Nasim Rebecca Asl and I worked together in the handover between our residencies to create a virtual travel piece. Over the course of a week, we sent each other coordinates, live streams and even driving tours of locations across the globe to use as writing prompts for three poems.
Lockdowns and the pandemic have taken travelling off the cards for the vast majority of us. It’s still very uncertain as to when international travel will operate ‘normally’ once more; we’ve all spent days and weeks cooped up staying at home. This project has been a chance to experience new places and imagine the world beyond the four walls we’ve been trapped in for far too long.
We hope you enjoy traveling with us.
Monday 23rd August:
An evening drive through Tokyo, with a soft voice
speaking over electronic piano keys
to drift you into ASMR induced sleep.
The sky in shades of grey dusk blends
with the red of fluorescent lights
and the golden hour chases us
all round the globe, shines here across buildings of glass.
Cocooned amongst their neat linear rows, I wonder
how it feels to be here with purpose,
not sequestered by the limiting view of a car,
but to inhabit a whole life in this place, I wonder
while crossing a bridge that appears like golden gates,
into the warm light of dusk.
It is hot in Havana but I am cold,
a golden breeze that glides, floats
through the capital’s blue-sky streets
and shadowed alleys, careening past
pedestrians who already know these roads.
Buildings – blush, mint, marigold – sway
and arch to the steady trill of the claves,
bow to the lament of the flute. Their shutters
beat through peeling paint. Horns bleat
with laughter as vintage cars as old as revolution,
Volgas and Chryslers and Ford Fairlanes,
race past a regiment of silent
spectators. The heart of the city
slips down a side-street I cannot reach.
Wednesday 25th August:
29.9355° N, 52.8916° E
Upon landing in Persepolis,
I’m greeted with the grimaced
face of a frozen tourist
venturing across ancient land,
staring at hind legs of stone
guards, human and animalesque,
outlining the posthumous memory
of a door to an ancient gate
lain bare to expose the flourishing
hills behind, tinged brown from heat.
In sepia I see the the brown slant of pillars
pointing eternally skyward, no domed
roof to hold onto.
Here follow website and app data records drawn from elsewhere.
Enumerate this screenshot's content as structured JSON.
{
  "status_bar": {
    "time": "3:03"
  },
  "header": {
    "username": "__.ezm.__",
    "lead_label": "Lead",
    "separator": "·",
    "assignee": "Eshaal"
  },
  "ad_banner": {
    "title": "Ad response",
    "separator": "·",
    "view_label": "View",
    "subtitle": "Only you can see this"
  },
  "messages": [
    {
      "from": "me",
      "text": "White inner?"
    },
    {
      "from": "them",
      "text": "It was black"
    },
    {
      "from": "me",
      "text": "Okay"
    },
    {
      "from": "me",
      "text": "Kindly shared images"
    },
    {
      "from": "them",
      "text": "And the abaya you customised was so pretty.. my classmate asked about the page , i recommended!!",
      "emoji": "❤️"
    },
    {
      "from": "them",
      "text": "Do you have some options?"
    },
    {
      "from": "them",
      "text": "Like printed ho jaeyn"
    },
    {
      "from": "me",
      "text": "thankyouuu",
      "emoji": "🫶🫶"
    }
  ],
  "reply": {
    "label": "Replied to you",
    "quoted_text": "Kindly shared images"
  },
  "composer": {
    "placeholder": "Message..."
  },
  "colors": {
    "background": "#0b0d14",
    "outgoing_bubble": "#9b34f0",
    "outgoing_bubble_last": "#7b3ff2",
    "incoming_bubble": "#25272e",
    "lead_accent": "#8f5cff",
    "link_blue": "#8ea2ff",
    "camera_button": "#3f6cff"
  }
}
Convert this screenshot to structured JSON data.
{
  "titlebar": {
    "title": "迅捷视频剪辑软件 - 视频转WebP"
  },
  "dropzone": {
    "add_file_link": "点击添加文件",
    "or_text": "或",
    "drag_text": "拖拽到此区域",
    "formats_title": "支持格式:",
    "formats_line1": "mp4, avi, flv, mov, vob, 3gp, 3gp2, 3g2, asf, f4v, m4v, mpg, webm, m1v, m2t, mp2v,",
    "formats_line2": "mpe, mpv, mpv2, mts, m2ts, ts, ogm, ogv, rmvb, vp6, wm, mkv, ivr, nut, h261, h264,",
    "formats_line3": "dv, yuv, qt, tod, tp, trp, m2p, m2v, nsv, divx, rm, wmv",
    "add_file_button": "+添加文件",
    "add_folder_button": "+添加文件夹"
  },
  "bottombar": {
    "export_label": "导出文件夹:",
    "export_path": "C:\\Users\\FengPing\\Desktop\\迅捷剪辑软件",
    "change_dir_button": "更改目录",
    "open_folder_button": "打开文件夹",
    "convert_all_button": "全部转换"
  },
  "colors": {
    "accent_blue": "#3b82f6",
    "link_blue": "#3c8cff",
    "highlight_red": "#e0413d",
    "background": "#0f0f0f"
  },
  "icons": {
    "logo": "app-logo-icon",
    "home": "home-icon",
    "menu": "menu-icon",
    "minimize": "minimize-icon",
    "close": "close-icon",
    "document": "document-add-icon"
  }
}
Flanked by a wall
of sturdy soldiers, engraved in
and before it all a pair stairs vault
downwards into the shallow
domain of imposed glass with
a sphere of plastic tubing,
ringed marks of their enclosure
of that pulsating life force, water
moves beneath following the rhythm
of land despite all of life that’s locked
in stone and dust.
Asku Prefecture, China
41.1688° N, 80.2606° E
I am an NPC in a cyberpunk vision,
an extra in a dystopian film,
dazzled by this city of the future.
The flats behind me could be CGI,
pixel, code. I can almost pretend
the families inside are happy, not hiding,
that they do not pray five times a day,
do not brace themselves when a foot
thuds outside their door, do not know
what soon will come. Their milk and honey
prop food, not rations. If only the director
could yell cut, and their neighbours
could come flooding home to light lamps,
cook family recipes, sing lullabies to innocent
children, to love and fight and live.
This could be a city of the future.
The buildings are already traced with neon. t
Their noble outlines blocking the night
and the prying eyes of satellites.
Friday 26th August:
I dove too late to see the colours
to be shocked by the depth of blue
and clarity of the ocean floor,
greeted with darkness, and fragments
of dust passing in front of my eyes.
In the absence of noise, I hear everything,
the crackle of ocean like a fire burning
in the oceans belly, the buzz of fish
as they swim in jolting movements,
a low thrum underneath it all
white noise cracking louder-
When I rise, to gasp and breath air,
I’m greeted with a string of lights
pearls strung across the harbours
edge, engulfing the jagged edge
of cliff in their glare,
reflecting the ripples of ocean
like the gloomy orb in replacement
of the moon, the air is quiet
cold and fresh as I drive to Thessaloniki,
joined by the sounds of strings thrumbing
with certainty, the warbling cry of singers
calling forth, from the future some bright day
when this time, I’ll return to hear the clear blue.
It looks like a dry heat, a air thin
and keening for rain heat. Or maybe,
more humid heat, torrid heat, skin drinking
from the altar of the air kind of heat,
the kind of heat that frizzes hair
into haloes. Outside the temple,
the courtyard fountain is a liturgical gurgle.
A tourist kneels, knees stained with dust,
scoops with cupped hands, sips, offers
water to her parched son
and his sun-bronzed flesh. Droplets
congregate on his lips. His mother
wipes his hallowed skin. She kisses
his head, folds him into her body.